The corporate hierarchy is important for several reasons. First, it helps to ensure that there is a clear chain of command, so that employees know who to report to and who is responsible for making decisions. Second, the hierarchy helps to create a sense of order and structure within the company, which can be helpful for productivity and efficiency. Third, the hierarchy can help to promote accountability, as employees are held responsible for their own work and the work of those below them.
There are a number of different types of corporate hierarchies. The most common type is the functional hierarchy, which organizes employees according to their functional area, such as sales, marketing, or finance. Another common type is the geographic hierarchy, which organizes employees according to their geographic location. Finally, there is the product hierarchy, which organizes employees according to the products or services that they work on.

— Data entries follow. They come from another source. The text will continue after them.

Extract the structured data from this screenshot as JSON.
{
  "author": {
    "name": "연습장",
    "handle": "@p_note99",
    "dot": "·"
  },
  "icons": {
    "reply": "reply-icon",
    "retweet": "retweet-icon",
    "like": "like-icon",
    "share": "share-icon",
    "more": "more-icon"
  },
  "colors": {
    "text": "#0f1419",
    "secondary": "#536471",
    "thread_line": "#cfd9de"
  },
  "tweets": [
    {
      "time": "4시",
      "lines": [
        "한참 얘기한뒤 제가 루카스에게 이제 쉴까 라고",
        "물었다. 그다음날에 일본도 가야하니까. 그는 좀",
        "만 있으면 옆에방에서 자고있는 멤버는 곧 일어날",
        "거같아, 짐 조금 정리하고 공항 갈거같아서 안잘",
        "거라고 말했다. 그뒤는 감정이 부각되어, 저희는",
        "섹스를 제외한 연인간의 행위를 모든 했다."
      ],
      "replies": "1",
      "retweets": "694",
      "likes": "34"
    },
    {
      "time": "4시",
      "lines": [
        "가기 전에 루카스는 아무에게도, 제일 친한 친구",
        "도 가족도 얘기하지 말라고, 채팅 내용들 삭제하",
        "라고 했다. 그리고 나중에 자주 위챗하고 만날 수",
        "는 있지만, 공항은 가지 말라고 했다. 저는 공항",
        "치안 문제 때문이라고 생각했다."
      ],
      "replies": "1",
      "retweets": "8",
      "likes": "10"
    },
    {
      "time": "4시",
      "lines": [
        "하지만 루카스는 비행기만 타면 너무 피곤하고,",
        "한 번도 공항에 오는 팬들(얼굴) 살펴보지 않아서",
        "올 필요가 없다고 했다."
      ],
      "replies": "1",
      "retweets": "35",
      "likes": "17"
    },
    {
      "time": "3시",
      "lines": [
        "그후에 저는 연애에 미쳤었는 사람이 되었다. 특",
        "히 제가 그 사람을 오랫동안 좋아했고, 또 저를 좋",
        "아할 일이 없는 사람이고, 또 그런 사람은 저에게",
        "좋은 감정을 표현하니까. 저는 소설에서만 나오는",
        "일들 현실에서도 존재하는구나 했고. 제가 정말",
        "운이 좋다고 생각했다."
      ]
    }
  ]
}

The type of corporate hierarchy that a company uses will depend on a number of factors, such as its size, industry, and culture. However, regardless of the type of hierarchy that is used, it is important that the hierarchy is clear and well-defined, so that employees understand their roles and responsibilities.
In addition to the formal hierarchy, there is also an informal hierarchy that exists in many companies. The informal hierarchy is based on factors such as seniority, experience, and personal relationships. The informal hierarchy can be just as important as the formal hierarchy, as it can influence how employees are treated and how decisions are made.
The corporate hierarchy is a complex system that can have a significant impact on the way a company operates. By understanding the different types of hierarchies and how they work, managers can create a more effective and efficient organization.
Do you have a trading or investing definition for our dictionary? Click the Create Definition link to add your own definition. You will earn 150 bonus reputation points for each definition that is accepted.
Is this definition wrong? Let us know by posting to the forum and we will correct it.